═════ EXCERPTED RECORDS ═════

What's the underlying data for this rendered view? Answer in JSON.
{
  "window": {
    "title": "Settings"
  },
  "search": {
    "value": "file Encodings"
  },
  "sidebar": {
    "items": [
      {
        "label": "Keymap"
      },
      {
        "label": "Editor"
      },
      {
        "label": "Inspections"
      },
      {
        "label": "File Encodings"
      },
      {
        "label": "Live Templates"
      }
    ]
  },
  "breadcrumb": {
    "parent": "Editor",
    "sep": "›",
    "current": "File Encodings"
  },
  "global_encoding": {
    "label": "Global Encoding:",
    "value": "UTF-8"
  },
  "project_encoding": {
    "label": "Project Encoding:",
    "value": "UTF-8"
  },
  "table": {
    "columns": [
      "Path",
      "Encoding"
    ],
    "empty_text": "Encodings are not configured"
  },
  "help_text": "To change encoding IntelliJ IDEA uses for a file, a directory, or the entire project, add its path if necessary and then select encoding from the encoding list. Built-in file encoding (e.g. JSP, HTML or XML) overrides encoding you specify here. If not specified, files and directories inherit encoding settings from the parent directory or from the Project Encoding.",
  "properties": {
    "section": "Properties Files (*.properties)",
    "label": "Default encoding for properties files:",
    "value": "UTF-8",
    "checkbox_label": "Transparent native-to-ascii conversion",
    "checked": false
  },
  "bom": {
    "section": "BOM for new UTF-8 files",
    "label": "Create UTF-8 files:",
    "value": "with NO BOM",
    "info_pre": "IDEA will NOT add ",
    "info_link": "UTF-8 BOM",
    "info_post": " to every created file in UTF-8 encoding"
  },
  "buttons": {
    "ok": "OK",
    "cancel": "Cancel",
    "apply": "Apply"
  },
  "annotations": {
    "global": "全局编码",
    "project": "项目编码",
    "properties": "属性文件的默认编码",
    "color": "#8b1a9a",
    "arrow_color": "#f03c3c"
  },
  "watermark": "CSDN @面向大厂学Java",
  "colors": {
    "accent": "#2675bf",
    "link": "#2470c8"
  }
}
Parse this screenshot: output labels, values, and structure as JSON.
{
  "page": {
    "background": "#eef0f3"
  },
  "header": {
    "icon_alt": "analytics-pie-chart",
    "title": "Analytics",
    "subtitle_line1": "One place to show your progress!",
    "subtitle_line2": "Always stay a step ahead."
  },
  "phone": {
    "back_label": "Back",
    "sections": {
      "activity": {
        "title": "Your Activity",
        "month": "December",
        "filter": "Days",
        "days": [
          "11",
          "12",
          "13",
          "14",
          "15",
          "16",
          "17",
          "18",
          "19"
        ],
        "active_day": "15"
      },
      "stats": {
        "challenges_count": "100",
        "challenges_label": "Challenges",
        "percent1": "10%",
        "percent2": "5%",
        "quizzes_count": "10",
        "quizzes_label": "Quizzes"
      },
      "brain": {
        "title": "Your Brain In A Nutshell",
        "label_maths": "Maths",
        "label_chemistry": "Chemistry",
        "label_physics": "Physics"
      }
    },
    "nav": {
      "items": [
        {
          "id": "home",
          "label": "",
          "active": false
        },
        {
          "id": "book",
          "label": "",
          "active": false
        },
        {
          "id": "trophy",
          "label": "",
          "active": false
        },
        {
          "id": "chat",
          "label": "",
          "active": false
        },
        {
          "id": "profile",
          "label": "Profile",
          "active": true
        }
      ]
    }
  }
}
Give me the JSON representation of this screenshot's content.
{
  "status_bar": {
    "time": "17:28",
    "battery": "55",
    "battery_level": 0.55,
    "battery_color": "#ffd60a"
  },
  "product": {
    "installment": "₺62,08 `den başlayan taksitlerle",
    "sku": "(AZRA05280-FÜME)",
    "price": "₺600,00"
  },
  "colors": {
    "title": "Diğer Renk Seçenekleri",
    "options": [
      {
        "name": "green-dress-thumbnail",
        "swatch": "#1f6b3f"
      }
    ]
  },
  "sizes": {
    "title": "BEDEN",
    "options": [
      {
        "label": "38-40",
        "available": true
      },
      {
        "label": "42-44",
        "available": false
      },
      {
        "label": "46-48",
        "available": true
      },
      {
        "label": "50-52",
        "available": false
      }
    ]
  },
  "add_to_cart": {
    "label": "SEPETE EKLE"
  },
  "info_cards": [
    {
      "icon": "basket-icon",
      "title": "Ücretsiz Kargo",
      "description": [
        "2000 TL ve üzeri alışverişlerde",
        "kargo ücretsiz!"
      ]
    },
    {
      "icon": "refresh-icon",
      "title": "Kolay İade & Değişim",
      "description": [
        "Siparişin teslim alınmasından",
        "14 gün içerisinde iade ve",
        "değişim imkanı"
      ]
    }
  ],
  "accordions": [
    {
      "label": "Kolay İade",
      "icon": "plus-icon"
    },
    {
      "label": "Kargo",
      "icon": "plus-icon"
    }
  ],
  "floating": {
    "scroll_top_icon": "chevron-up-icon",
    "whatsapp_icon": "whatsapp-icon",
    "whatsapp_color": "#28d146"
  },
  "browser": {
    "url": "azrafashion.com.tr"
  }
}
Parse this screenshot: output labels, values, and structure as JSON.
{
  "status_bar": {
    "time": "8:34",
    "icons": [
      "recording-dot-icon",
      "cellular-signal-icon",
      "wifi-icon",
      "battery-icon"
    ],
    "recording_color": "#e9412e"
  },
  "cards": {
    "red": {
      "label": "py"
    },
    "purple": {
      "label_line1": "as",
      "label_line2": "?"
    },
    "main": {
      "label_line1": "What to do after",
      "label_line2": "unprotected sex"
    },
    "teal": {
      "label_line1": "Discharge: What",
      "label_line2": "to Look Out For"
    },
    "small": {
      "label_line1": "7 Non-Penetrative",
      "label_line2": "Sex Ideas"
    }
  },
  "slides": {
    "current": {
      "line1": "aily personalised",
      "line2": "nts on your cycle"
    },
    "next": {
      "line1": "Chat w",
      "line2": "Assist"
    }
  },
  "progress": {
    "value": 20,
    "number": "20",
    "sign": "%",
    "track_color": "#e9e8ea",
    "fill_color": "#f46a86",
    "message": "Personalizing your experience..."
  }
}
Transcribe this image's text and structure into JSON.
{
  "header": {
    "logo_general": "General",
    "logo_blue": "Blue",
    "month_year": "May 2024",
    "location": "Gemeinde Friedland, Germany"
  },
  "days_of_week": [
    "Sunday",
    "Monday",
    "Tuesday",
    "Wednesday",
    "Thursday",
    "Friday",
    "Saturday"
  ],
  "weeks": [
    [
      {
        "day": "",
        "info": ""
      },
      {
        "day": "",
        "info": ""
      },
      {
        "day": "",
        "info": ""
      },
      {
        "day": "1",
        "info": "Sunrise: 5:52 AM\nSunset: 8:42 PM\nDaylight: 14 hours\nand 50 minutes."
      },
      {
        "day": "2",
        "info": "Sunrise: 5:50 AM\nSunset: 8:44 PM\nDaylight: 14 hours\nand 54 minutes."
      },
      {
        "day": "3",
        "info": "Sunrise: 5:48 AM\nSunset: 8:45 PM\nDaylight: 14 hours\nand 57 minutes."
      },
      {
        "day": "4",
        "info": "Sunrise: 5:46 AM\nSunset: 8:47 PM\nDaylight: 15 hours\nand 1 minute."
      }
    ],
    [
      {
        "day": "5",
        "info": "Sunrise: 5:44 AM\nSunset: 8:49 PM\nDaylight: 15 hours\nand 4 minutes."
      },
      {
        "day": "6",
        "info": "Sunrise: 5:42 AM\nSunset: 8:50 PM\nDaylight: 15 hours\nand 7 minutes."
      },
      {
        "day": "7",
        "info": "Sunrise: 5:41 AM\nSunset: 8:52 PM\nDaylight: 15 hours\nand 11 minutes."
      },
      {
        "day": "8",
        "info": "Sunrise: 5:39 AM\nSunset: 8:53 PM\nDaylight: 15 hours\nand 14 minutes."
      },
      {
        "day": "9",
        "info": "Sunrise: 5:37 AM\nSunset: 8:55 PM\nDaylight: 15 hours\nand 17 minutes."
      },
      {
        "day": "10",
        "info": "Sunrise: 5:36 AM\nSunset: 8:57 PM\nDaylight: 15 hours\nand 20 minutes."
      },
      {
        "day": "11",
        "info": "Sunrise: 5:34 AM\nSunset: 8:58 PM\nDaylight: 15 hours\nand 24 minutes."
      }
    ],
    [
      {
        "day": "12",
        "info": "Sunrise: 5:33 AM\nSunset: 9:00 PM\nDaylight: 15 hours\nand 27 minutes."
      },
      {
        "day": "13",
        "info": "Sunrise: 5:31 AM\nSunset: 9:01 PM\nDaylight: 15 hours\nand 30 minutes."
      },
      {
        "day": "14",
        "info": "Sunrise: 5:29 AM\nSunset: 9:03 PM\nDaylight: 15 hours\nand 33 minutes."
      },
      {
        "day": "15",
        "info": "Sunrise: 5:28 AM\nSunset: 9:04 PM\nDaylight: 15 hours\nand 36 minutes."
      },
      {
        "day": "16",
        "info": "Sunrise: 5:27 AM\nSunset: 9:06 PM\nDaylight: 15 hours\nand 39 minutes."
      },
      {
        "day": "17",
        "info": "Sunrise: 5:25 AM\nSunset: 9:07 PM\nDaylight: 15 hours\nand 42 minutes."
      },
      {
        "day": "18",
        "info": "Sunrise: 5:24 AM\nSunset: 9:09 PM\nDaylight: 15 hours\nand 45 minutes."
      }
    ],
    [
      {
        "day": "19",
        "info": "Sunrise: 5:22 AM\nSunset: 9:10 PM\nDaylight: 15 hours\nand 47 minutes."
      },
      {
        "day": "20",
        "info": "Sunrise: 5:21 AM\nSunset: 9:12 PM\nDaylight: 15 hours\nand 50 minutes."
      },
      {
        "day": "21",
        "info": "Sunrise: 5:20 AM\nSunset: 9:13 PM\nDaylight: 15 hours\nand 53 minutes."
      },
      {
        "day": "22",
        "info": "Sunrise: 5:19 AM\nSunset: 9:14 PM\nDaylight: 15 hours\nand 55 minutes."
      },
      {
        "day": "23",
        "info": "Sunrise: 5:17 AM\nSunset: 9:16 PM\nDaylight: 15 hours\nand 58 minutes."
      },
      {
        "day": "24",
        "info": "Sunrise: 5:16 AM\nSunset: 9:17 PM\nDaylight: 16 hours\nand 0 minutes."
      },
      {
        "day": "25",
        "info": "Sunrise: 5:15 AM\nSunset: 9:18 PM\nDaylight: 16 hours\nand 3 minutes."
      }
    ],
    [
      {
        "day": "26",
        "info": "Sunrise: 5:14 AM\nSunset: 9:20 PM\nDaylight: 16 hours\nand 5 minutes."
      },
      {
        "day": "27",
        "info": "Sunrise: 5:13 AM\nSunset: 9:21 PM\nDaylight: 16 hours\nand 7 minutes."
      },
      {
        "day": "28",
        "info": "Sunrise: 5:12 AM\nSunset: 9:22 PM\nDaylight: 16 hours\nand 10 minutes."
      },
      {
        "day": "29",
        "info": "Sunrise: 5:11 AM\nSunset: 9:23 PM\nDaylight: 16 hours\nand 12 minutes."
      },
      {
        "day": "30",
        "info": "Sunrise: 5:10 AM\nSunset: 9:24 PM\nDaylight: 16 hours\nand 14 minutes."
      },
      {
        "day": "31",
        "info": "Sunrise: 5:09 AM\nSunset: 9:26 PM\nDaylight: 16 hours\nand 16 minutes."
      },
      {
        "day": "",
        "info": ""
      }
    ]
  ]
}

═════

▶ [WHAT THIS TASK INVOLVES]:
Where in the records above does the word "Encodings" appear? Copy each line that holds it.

▶ [OUTPUT BELOW]:
    "value": "file Encodings"
        "label": "File Encodings"
    "current": "File Encodings"
    "empty_text": "Encodings are not configured"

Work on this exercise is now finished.